The state-owned ship's estimated $1 million trip, financed with city, state and private funds, was focused on building new business for the port, but the Asian currency crisis weighed heavily on those efforts. Port officials were unable yesterday to point to any specific new business or deal tied to the voyage.
"It builds good will and helps us sell Baltimore," said Samuel J. Azzarello Jr., general manager for sales in the Maryland Port Administration. "People remember the Pride, and that makes it easier to do business."
The boat returned stateside on Aug. 31 in Seattle, survived the foresail-ripping Tropical Storm Madeline in October, and passed through the Panama Canal earlier this month before motoring much of the way home. During the trip, the Pride II celebrated its 10th birthday.
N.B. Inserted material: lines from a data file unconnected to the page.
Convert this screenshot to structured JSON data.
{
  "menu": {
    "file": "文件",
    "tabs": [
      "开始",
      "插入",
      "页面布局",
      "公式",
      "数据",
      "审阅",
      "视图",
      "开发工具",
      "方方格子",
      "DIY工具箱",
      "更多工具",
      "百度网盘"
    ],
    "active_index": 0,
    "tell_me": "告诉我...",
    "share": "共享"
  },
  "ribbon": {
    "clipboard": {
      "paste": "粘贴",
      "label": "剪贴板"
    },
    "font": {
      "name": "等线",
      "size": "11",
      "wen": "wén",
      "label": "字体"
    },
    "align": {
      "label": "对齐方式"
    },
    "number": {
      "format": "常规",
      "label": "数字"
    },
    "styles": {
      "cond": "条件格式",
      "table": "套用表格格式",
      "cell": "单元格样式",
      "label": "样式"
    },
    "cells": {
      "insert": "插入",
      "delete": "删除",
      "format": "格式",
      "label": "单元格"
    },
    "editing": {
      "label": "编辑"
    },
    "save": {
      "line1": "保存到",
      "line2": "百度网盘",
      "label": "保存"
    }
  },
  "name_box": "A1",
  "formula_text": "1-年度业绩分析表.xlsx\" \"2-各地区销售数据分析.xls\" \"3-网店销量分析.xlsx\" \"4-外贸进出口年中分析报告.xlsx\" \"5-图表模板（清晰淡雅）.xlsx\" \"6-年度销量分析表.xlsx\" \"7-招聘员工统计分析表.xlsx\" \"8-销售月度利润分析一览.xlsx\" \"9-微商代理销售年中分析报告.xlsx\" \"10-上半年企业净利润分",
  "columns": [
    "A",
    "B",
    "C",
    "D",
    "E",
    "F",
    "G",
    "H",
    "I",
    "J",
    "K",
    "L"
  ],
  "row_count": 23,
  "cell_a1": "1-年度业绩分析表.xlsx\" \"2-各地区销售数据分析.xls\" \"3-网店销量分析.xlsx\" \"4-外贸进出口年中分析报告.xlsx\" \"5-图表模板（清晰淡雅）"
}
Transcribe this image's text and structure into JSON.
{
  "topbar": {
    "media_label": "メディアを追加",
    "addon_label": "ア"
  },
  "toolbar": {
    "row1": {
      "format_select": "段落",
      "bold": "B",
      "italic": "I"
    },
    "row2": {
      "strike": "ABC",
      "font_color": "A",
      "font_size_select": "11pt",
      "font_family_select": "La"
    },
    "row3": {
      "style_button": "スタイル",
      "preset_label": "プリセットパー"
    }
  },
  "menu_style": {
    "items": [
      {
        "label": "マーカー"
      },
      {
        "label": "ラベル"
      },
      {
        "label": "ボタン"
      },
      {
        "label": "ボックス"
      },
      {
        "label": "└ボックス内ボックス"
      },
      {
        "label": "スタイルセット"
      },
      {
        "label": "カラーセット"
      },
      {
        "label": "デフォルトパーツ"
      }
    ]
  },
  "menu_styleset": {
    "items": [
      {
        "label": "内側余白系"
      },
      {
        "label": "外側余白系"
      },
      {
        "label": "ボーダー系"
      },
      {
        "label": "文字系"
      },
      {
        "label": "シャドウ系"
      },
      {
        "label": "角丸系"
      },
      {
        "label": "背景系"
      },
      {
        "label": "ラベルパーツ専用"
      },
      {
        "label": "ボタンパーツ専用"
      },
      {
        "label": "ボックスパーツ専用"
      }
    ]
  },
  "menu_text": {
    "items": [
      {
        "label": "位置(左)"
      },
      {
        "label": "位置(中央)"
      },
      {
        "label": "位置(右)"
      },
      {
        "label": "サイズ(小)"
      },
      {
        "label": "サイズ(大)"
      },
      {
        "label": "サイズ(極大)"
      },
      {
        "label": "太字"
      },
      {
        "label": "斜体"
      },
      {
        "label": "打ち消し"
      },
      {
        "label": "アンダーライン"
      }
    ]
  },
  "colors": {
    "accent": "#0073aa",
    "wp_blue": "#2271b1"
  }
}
It is older now than the original Pride, which sank in a heavy storm 200 miles north of Puerto Rico on May 14, 1986. Four crew members died.
"It is always good to see the Pride come home safely and successfully," said Eamonn McGeady, a marine construction firm owner who has been a Pride board member since 1979. His nephew survived the sinking of the first Pride. "The Asia trip is the best we've ever had."
Even the low-paid deckhands, with starting salaries at $400 a month, agreed.
Truth be told, Pride II returned to Baltimore Wednesday and docked quietly Thursday behind the Hess oil tank farm in Curtis Bay. While a few sailors spent time with their families Thursday, everyone stayed on board to clean and then eat Thanksgiving dinner.
As she prepared to leave the ship yesterday, deckhand Stephanie Reynolds, 28, a Baltimore native, confessed to affection for the crowded bunk rooms, despite the stench of salt water and sweat. Most of the close-knit crew will stay on for winter maintenance, and sailors said they will spend the next few days, between trips to local watering holes, looking for a Charm City house to rent together.
Leading the crew off the boat yesterday was the cook, Tina Koch. Her husband, Josh, joined the boat at Curtis Bay, only the second time he's seen his wife in seven months. The couple married in September 1997. With her aboard the Pride and him at home in Ocean City, they spent their first anniversary apart.
"It was terrible being apart," Josh Koch said. "And I don't know what she'll think of home. I'm a terrible housekeeper, and it looks and smells like a fraternity house."
Warned, Tina Koch kissed her husband, and smiled at her friends, who carried a hand-painted "Welcome Home Tina" banner. Then, her friend George Walton, who had been a passenger during the trip, broke up the Inner Harbor crowd with a yell: "Tina, what's for lunch?"
"Nothing," she shouted back. "Today's my day off."
Pub Date: 11/28/98